─── EXERCISE MATERIALS ───

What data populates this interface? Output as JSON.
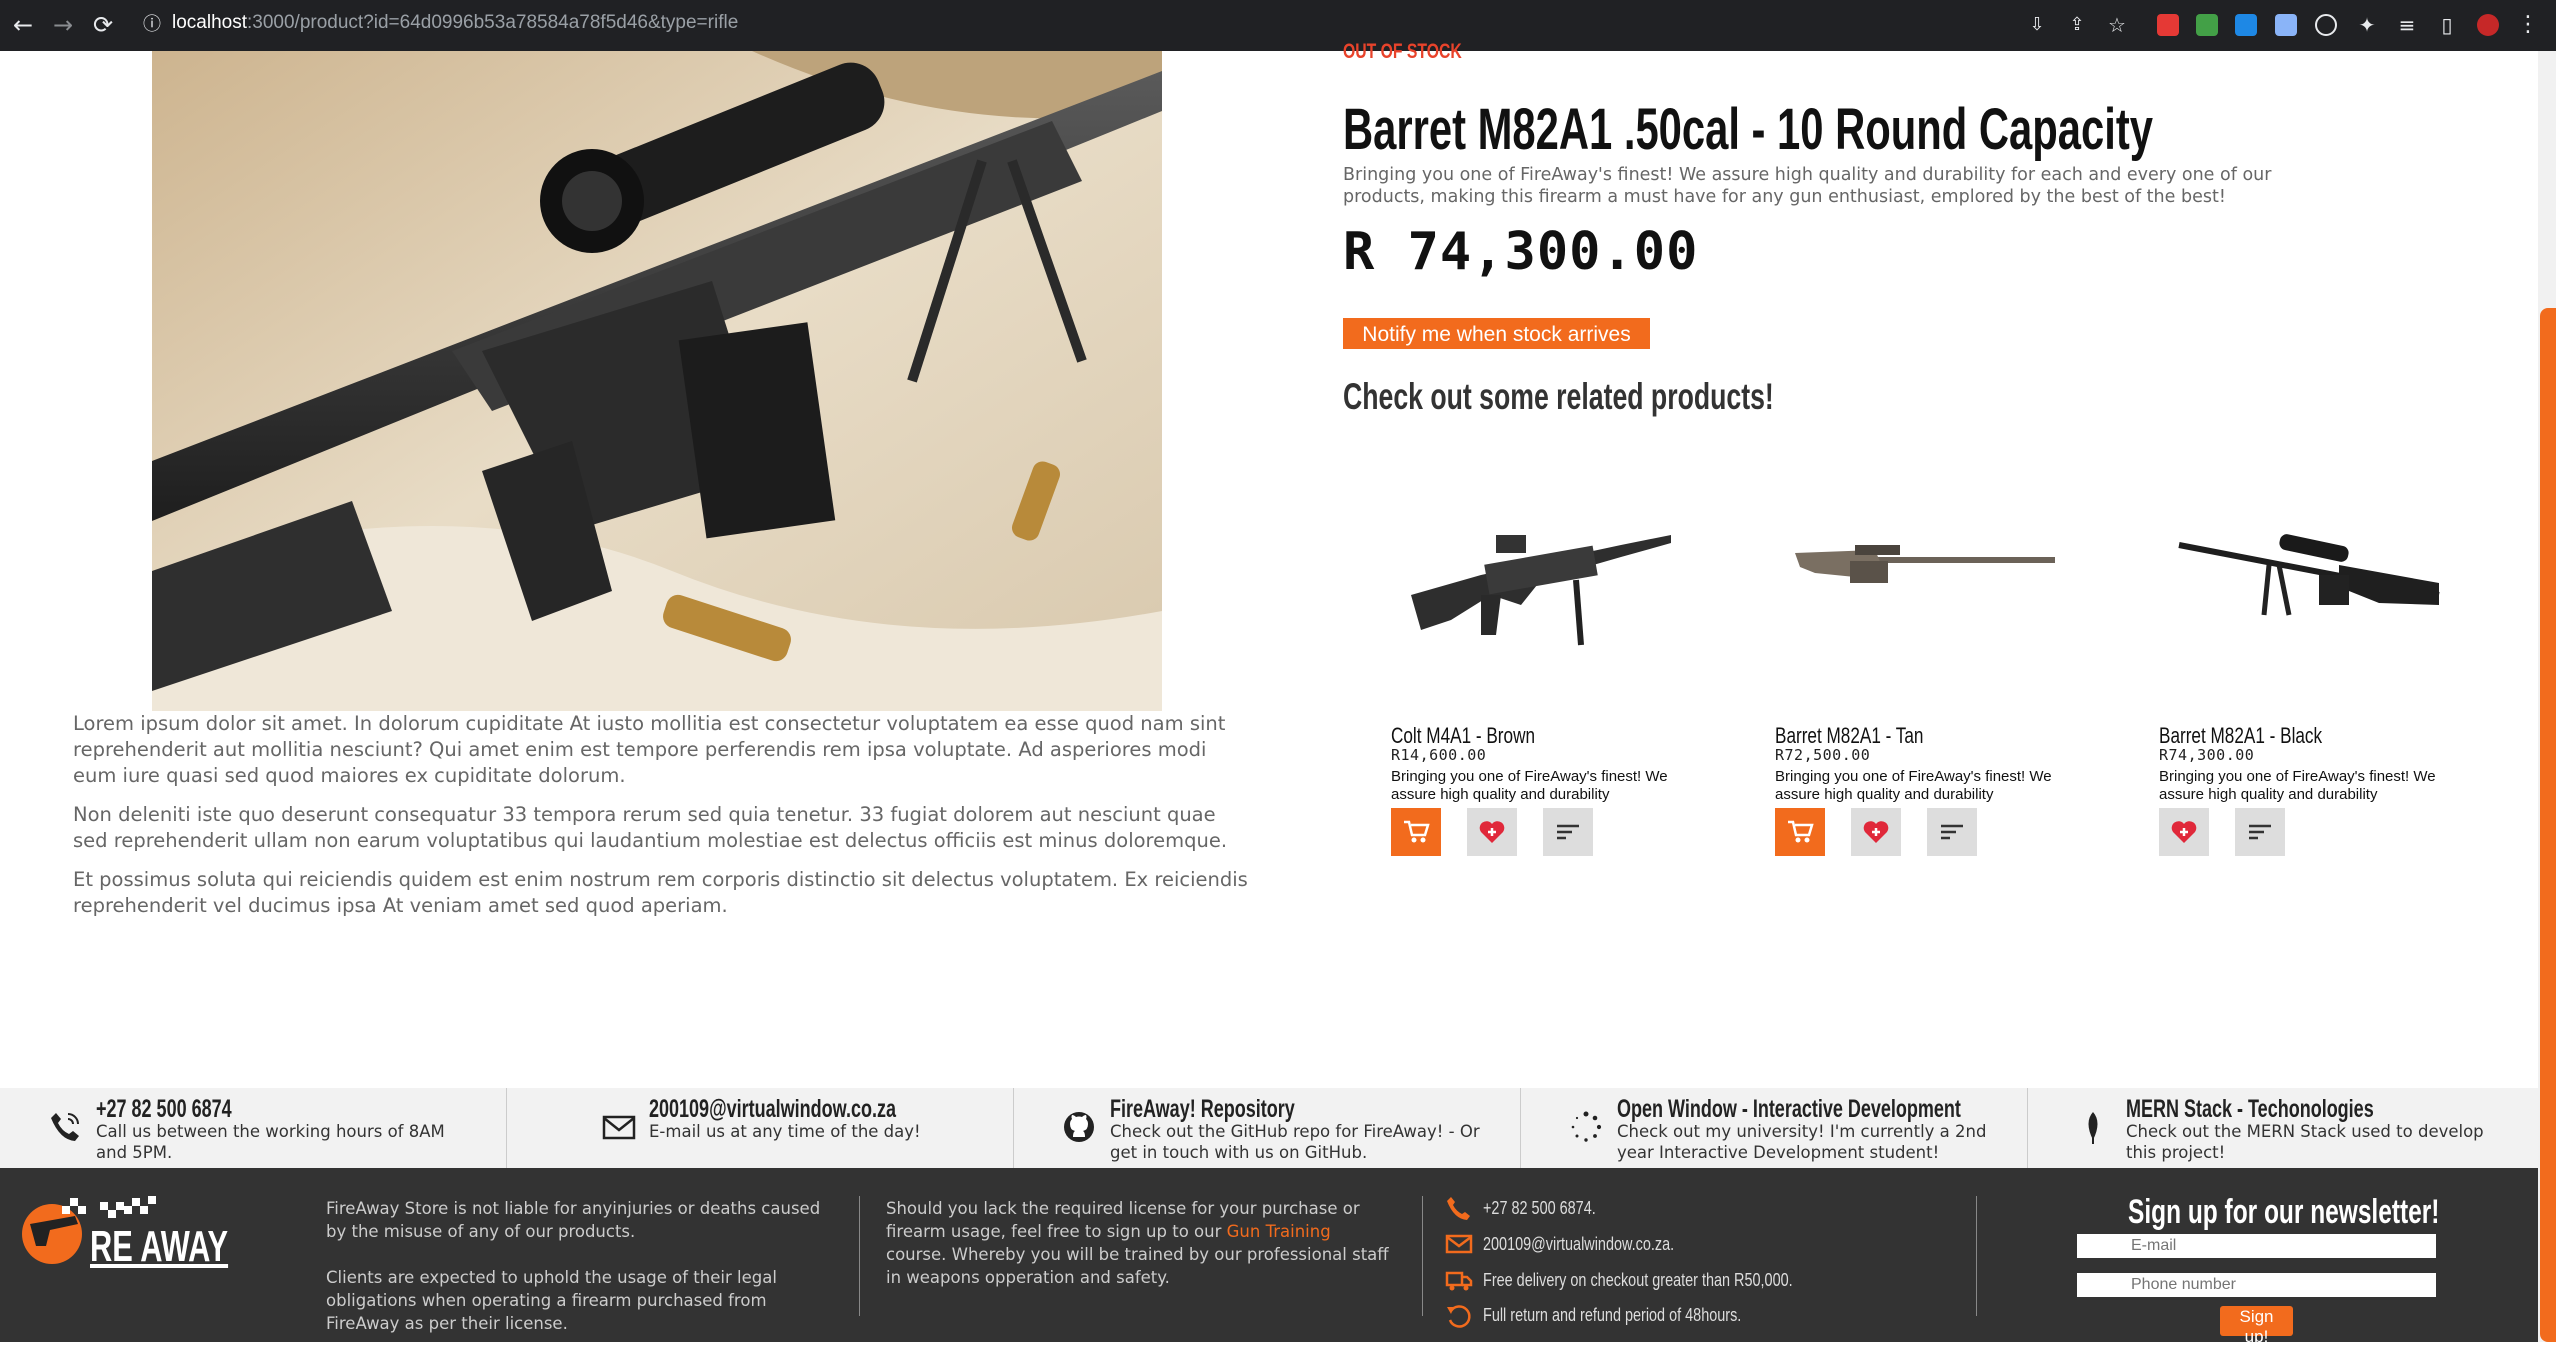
{
  "browser": {
    "url_host": "localhost",
    "url_path": ":3000/product?id=64d0996b53a78584a78f5d46&type=rifle"
  },
  "product": {
    "status": "OUT OF STOCK",
    "title": "Barret M82A1 .50cal - 10 Round Capacity",
    "description": "Bringing you one of FireAway's finest! We assure high quality and durability for each and every one of our products, making this firearm a must have for any gun enthusiast, emplored by the best of the best!",
    "price": "R 74,300.00",
    "notify_label": "Notify me when stock arrives",
    "long_description": [
      "Lorem ipsum dolor sit amet. In dolorum cupiditate At iusto mollitia est consectetur voluptatem ea esse quod nam sint reprehenderit aut mollitia nesciunt? Qui amet enim est tempore perferendis rem ipsa voluptate. Ad asperiores modi eum iure quasi sed quod maiores ex cupiditate dolorum.",
      "Non deleniti iste quo deserunt consequatur 33 tempora rerum sed quia tenetur. 33 fugiat dolorem aut nesciunt quae sed reprehenderit ullam non earum voluptatibus qui laudantium molestiae est delectus officiis est minus doloremque.",
      "Et possimus soluta qui reiciendis quidem est enim nostrum rem corporis distinctio sit delectus voluptatem. Ex reiciendis reprehenderit vel ducimus ipsa At veniam amet sed quod aperiam."
    ]
  },
  "related": {
    "heading": "Check out some related products!",
    "items": [
      {
        "name": "Colt M4A1 - Brown",
        "price": "R14,600.00",
        "desc": "Bringing you one of FireAway's finest! We assure high quality and durability"
      },
      {
        "name": "Barret M82A1 - Tan",
        "price": "R72,500.00",
        "desc": "Bringing you one of FireAway's finest! We assure high quality and durability"
      },
      {
        "name": "Barret M82A1 - Black",
        "price": "R74,300.00",
        "desc": "Bringing you one of FireAway's finest! We assure high quality and durability"
      }
    ]
  },
  "contacts": [
    {
      "title": "+27 82 500 6874",
      "desc": "Call us between the working hours of 8AM and 5PM.",
      "icon": "phone-icon"
    },
    {
      "title": "200109@virtualwindow.co.za",
      "desc": "E-mail us at any time of the day!",
      "icon": "mail-icon"
    },
    {
      "title": "FireAway! Repository",
      "desc": "Check out the GitHub repo for FireAway! - Or get in touch with us on GitHub.",
      "icon": "github-icon"
    },
    {
      "title": "Open Window - Interactive Development",
      "desc": "Check out my university! I'm currently a 2nd year Interactive Development student!",
      "icon": "loader-icon"
    },
    {
      "title": "MERN Stack - Techonologies",
      "desc": "Check out the MERN Stack used to develop this project!",
      "icon": "leaf-icon"
    }
  ],
  "footer": {
    "logo_text": "RE AWAY",
    "disclaimer_1": "FireAway Store is not liable for anyinjuries or deaths caused by the misuse of any of our products.",
    "disclaimer_2": "Clients are expected to uphold the usage of their legal obligations when operating a firearm purchased from FireAway as per their license.",
    "license_before": "Should you lack the required license for your purchase or firearm usage, feel free to sign up to our ",
    "license_link": "Gun Training",
    "license_after": " course. Whereby you will be trained by our professional staff in weapons opperation and safety.",
    "phone": "+27 82 500 6874.",
    "email": "200109@virtualwindow.co.za.",
    "delivery": "Free delivery on checkout greater than R50,000.",
    "returns": "Full return and refund period of 48hours.",
    "newsletter_heading": "Sign up for our newsletter!",
    "email_placeholder": "E-mail",
    "phone_placeholder": "Phone number",
    "signup_label": "Sign up!"
  },
  "colors": {
    "accent": "#f26b1d",
    "footer_bg": "#333333",
    "status_red": "#e8432b"
  }
}
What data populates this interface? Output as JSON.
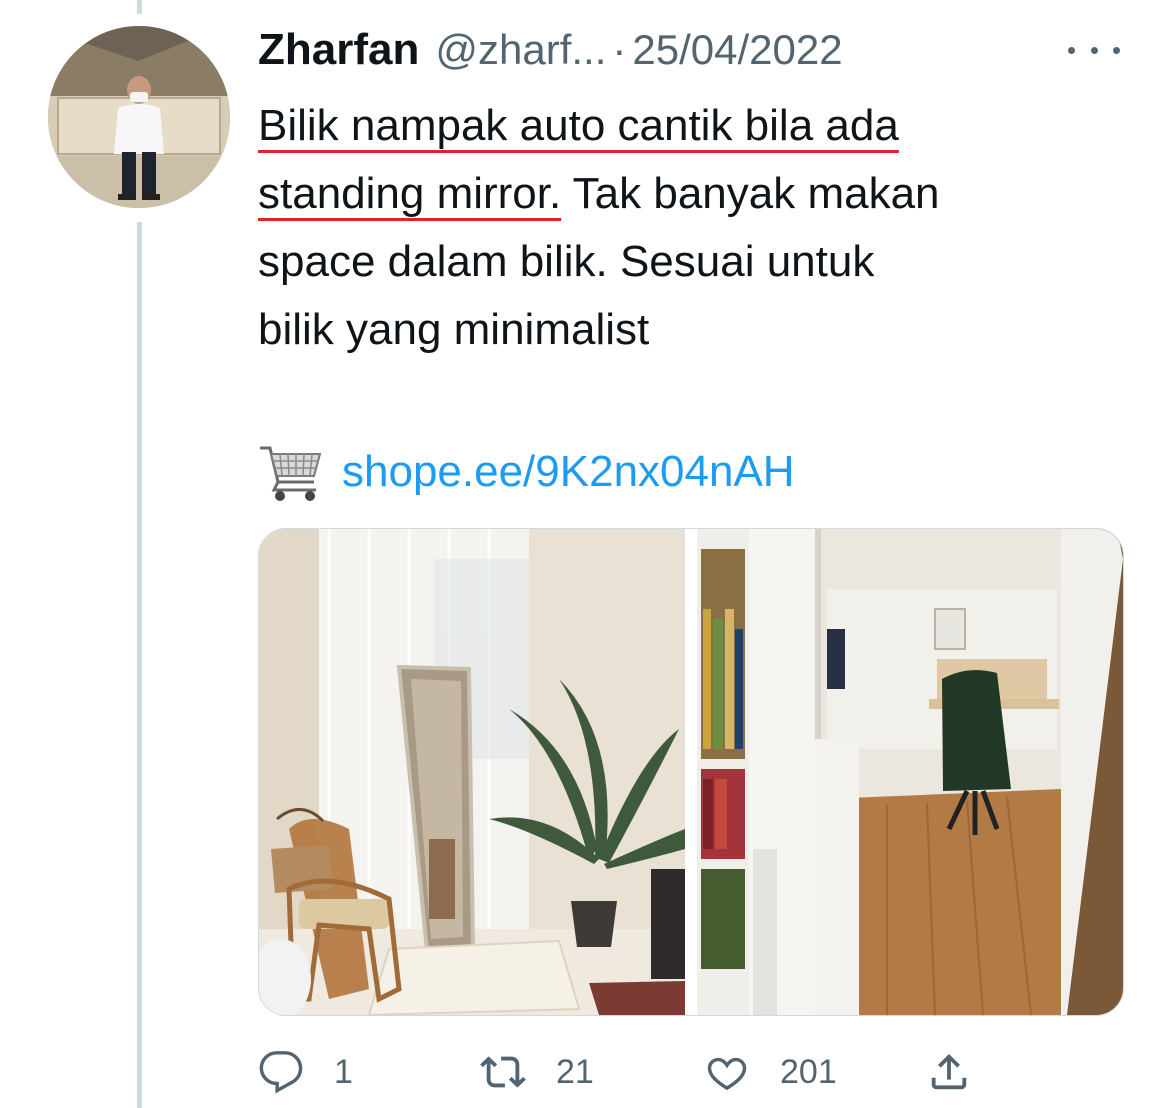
{
  "tweet": {
    "author_name": "Zharfan",
    "author_handle": "@zharf...",
    "separator": "·",
    "date": "25/04/2022",
    "text_lines": [
      {
        "underlined": "Bilik nampak auto cantik bila ada",
        "rest": ""
      },
      {
        "underlined": "standing mirror.",
        "rest": " Tak banyak makan"
      },
      {
        "underlined": "",
        "rest": "space dalam bilik. Sesuai untuk"
      },
      {
        "underlined": "",
        "rest": "bilik yang minimalist"
      }
    ],
    "link_emoji": "shopping-cart-icon",
    "link_text": "shope.ee/9K2nx04nAH",
    "media": [
      {
        "name": "room-with-standing-mirror-photo"
      },
      {
        "name": "mirror-reflecting-bedroom-photo"
      }
    ]
  },
  "actions": {
    "reply_count": "1",
    "retweet_count": "21",
    "like_count": "201"
  },
  "colors": {
    "link": "#1d9bf0",
    "secondary_text": "#536471",
    "underline": "#e0222c",
    "thread_line": "#cfd9de"
  }
}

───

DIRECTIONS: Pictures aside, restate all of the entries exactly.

WRITTEN RESPONSE:
What data populates this interface? Output as JSON.
{
  "browser": {
    "url_host": "localhost",
    "url_path": ":3000/product?id=64d0996b53a78584a78f5d46&type=rifle"
  },
  "product": {
    "status": "OUT OF STOCK",
    "title": "Barret M82A1 .50cal - 10 Round Capacity",
    "description": "Bringing you one of FireAway's finest! We assure high quality and durability for each and every one of our products, making this firearm a must have for any gun enthusiast, emplored by the best of the best!",
    "price": "R 74,300.00",
    "notify_label": "Notify me when stock arrives",
    "long_description": [
      "Lorem ipsum dolor sit amet. In dolorum cupiditate At iusto mollitia est consectetur voluptatem ea esse quod nam sint reprehenderit aut mollitia nesciunt? Qui amet enim est tempore perferendis rem ipsa voluptate. Ad asperiores modi eum iure quasi sed quod maiores ex cupiditate dolorum.",
      "Non deleniti iste quo deserunt consequatur 33 tempora rerum sed quia tenetur. 33 fugiat dolorem aut nesciunt quae sed reprehenderit ullam non earum voluptatibus qui laudantium molestiae est delectus officiis est minus doloremque.",
      "Et possimus soluta qui reiciendis quidem est enim nostrum rem corporis distinctio sit delectus voluptatem. Ex reiciendis reprehenderit vel ducimus ipsa At veniam amet sed quod aperiam."
    ]
  },
  "related": {
    "heading": "Check out some related products!",
    "items": [
      {
        "name": "Colt M4A1 - Brown",
        "price": "R14,600.00",
        "desc": "Bringing you one of FireAway's finest! We assure high quality and durability"
      },
      {
        "name": "Barret M82A1 - Tan",
        "price": "R72,500.00",
        "desc": "Bringing you one of FireAway's finest! We assure high quality and durability"
      },
      {
        "name": "Barret M82A1 - Black",
        "price": "R74,300.00",
        "desc": "Bringing you one of FireAway's finest! We assure high quality and durability"
      }
    ]
  },
  "contacts": [
    {
      "title": "+27 82 500 6874",
      "desc": "Call us between the working hours of 8AM and 5PM.",
      "icon": "phone-icon"
    },
    {
      "title": "200109@virtualwindow.co.za",
      "desc": "E-mail us at any time of the day!",
      "icon": "mail-icon"
    },
    {
      "title": "FireAway! Repository",
      "desc": "Check out the GitHub repo for FireAway! - Or get in touch with us on GitHub.",
      "icon": "github-icon"
    },
    {
      "title": "Open Window - Interactive Development",
      "desc": "Check out my university! I'm currently a 2nd year Interactive Development student!",
      "icon": "loader-icon"
    },
    {
      "title": "MERN Stack - Techonologies",
      "desc": "Check out the MERN Stack used to develop this project!",
      "icon": "leaf-icon"
    }
  ],
  "footer": {
    "logo_text": "RE AWAY",
    "disclaimer_1": "FireAway Store is not liable for anyinjuries or deaths caused by the misuse of any of our products.",
    "disclaimer_2": "Clients are expected to uphold the usage of their legal obligations when operating a firearm purchased from FireAway as per their license.",
    "license_before": "Should you lack the required license for your purchase or firearm usage, feel free to sign up to our ",
    "license_link": "Gun Training",
    "license_after": " course. Whereby you will be trained by our professional staff in weapons opperation and safety.",
    "phone": "+27 82 500 6874.",
    "email": "200109@virtualwindow.co.za.",
    "delivery": "Free delivery on checkout greater than R50,000.",
    "returns": "Full return and refund period of 48hours.",
    "newsletter_heading": "Sign up for our newsletter!",
    "email_placeholder": "E-mail",
    "phone_placeholder": "Phone number",
    "signup_label": "Sign up!"
  },
  "colors": {
    "accent": "#f26b1d",
    "footer_bg": "#333333",
    "status_red": "#e8432b"
  }
}
What data populates this interface? Output as JSON.
{
  "tweet": {
    "author_name": "Zharfan",
    "author_handle": "@zharf...",
    "separator": "·",
    "date": "25/04/2022",
    "text_lines": [
      {
        "underlined": "Bilik nampak auto cantik bila ada",
        "rest": ""
      },
      {
        "underlined": "standing mirror.",
        "rest": " Tak banyak makan"
      },
      {
        "underlined": "",
        "rest": "space dalam bilik. Sesuai untuk"
      },
      {
        "underlined": "",
        "rest": "bilik yang minimalist"
      }
    ],
    "link_emoji": "shopping-cart-icon",
    "link_text": "shope.ee/9K2nx04nAH",
    "media": [
      {
        "name": "room-with-standing-mirror-photo"
      },
      {
        "name": "mirror-reflecting-bedroom-photo"
      }
    ]
  },
  "actions": {
    "reply_count": "1",
    "retweet_count": "21",
    "like_count": "201"
  },
  "colors": {
    "link": "#1d9bf0",
    "secondary_text": "#536471",
    "underline": "#e0222c",
    "thread_line": "#cfd9de"
  }
}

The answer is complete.